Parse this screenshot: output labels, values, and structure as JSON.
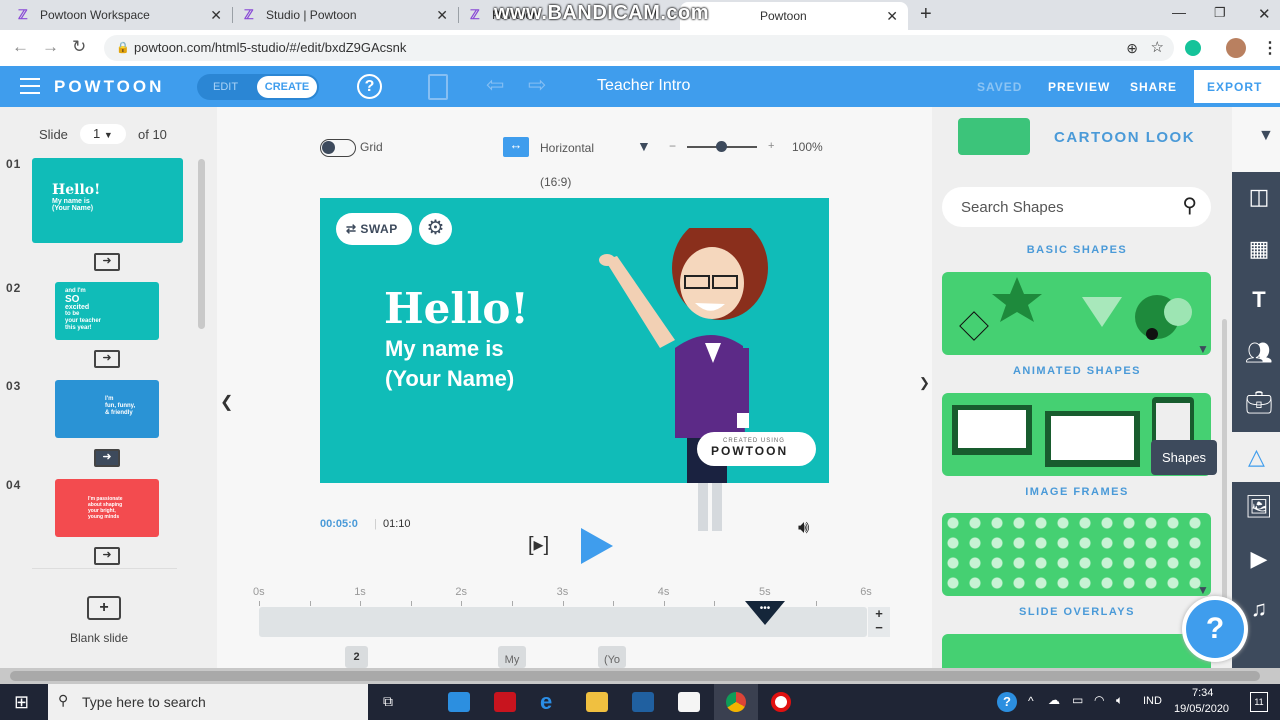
{
  "browser": {
    "tabs": [
      {
        "title": "Powtoon Workspace"
      },
      {
        "title": "Studio | Powtoon"
      },
      {
        "title": "Powtoon"
      },
      {
        "title": "Powtoon"
      }
    ],
    "watermark": "www.BANDICAM.com",
    "url": "powtoon.com/html5-studio/#/edit/bxdZ9GAcsnk"
  },
  "header": {
    "logo": "POWTOON",
    "mode_edit": "EDIT",
    "mode_create": "CREATE",
    "help": "?",
    "title": "Teacher Intro",
    "saved": "SAVED",
    "preview": "PREVIEW",
    "share": "SHARE",
    "export": "EXPORT"
  },
  "slides_panel": {
    "slide_label": "Slide",
    "current": "1",
    "of": "of 10",
    "blank": "Blank slide",
    "slides": [
      {
        "num": "01",
        "lines": [
          "Hello!",
          "My name is",
          "(Your Name)"
        ],
        "color": "#10bcb8"
      },
      {
        "num": "02",
        "lines": [
          "and I'm",
          "SO",
          "excited",
          "to be",
          "your teacher",
          "this year!"
        ],
        "color": "#10bcb8"
      },
      {
        "num": "03",
        "lines": [
          "I'm",
          "fun, funny,",
          "& friendly"
        ],
        "color": "#2a93d5"
      },
      {
        "num": "04",
        "lines": [
          "I'm passionate",
          "about shaping",
          "your bright,",
          "young minds"
        ],
        "color": "#f34b4f"
      }
    ]
  },
  "canvas": {
    "grid": "Grid",
    "orientation": "Horizontal",
    "ratio": "(16:9)",
    "zoom": "100%",
    "zoom_level": 0.5,
    "swap": "SWAP",
    "hello": "Hello!",
    "name1": "My name is",
    "name2": "(Your Name)",
    "badge_small": "CREATED USING",
    "badge": "POWTOON"
  },
  "player": {
    "current": "00:05:0",
    "total": "01:10"
  },
  "timeline": {
    "ticks": [
      "0s",
      "1s",
      "2s",
      "3s",
      "4s",
      "5s",
      "6s"
    ],
    "playhead_seconds": 5,
    "markers": [
      "2",
      "My",
      "(Yo"
    ]
  },
  "right_panel": {
    "look": "CARTOON LOOK",
    "search_placeholder": "Search Shapes",
    "categories": [
      "BASIC SHAPES",
      "ANIMATED SHAPES",
      "IMAGE FRAMES",
      "SLIDE OVERLAYS"
    ],
    "tooltip": "Shapes",
    "help": "?"
  },
  "taskbar": {
    "search": "Type here to search",
    "lang": "IND",
    "time": "7:34",
    "date": "19/05/2020",
    "notif": "11"
  },
  "colors": {
    "accent": "#3f9ded",
    "slide": "#10bcb8",
    "green": "#45d072",
    "dark": "#3d4a5c"
  }
}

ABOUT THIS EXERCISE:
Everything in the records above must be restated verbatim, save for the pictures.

TASK OUTPUT:
Parse this screenshot: output labels, values, and structure as JSON.
{
  "browser": {
    "tabs": [
      {
        "title": "Powtoon Workspace"
      },
      {
        "title": "Studio | Powtoon"
      },
      {
        "title": "Powtoon"
      },
      {
        "title": "Powtoon"
      }
    ],
    "watermark": "www.BANDICAM.com",
    "url": "powtoon.com/html5-studio/#/edit/bxdZ9GAcsnk"
  },
  "header": {
    "logo": "POWTOON",
    "mode_edit": "EDIT",
    "mode_create": "CREATE",
    "help": "?",
    "title": "Teacher Intro",
    "saved": "SAVED",
    "preview": "PREVIEW",
    "share": "SHARE",
    "export": "EXPORT"
  },
  "slides_panel": {
    "slide_label": "Slide",
    "current": "1",
    "of": "of 10",
    "blank": "Blank slide",
    "slides": [
      {
        "num": "01",
        "lines": [
          "Hello!",
          "My name is",
          "(Your Name)"
        ],
        "color": "#10bcb8"
      },
      {
        "num": "02",
        "lines": [
          "and I'm",
          "SO",
          "excited",
          "to be",
          "your teacher",
          "this year!"
        ],
        "color": "#10bcb8"
      },
      {
        "num": "03",
        "lines": [
          "I'm",
          "fun, funny,",
          "& friendly"
        ],
        "color": "#2a93d5"
      },
      {
        "num": "04",
        "lines": [
          "I'm passionate",
          "about shaping",
          "your bright,",
          "young minds"
        ],
        "color": "#f34b4f"
      }
    ]
  },
  "canvas": {
    "grid": "Grid",
    "orientation": "Horizontal",
    "ratio": "(16:9)",
    "zoom": "100%",
    "zoom_level": 0.5,
    "swap": "SWAP",
    "hello": "Hello!",
    "name1": "My name is",
    "name2": "(Your Name)",
    "badge_small": "CREATED USING",
    "badge": "POWTOON"
  },
  "player": {
    "current": "00:05:0",
    "total": "01:10"
  },
  "timeline": {
    "ticks": [
      "0s",
      "1s",
      "2s",
      "3s",
      "4s",
      "5s",
      "6s"
    ],
    "playhead_seconds": 5,
    "markers": [
      "2",
      "My",
      "(Yo"
    ]
  },
  "right_panel": {
    "look": "CARTOON LOOK",
    "search_placeholder": "Search Shapes",
    "categories": [
      "BASIC SHAPES",
      "ANIMATED SHAPES",
      "IMAGE FRAMES",
      "SLIDE OVERLAYS"
    ],
    "tooltip": "Shapes",
    "help": "?"
  },
  "taskbar": {
    "search": "Type here to search",
    "lang": "IND",
    "time": "7:34",
    "date": "19/05/2020",
    "notif": "11"
  },
  "colors": {
    "accent": "#3f9ded",
    "slide": "#10bcb8",
    "green": "#45d072",
    "dark": "#3d4a5c"
  }
}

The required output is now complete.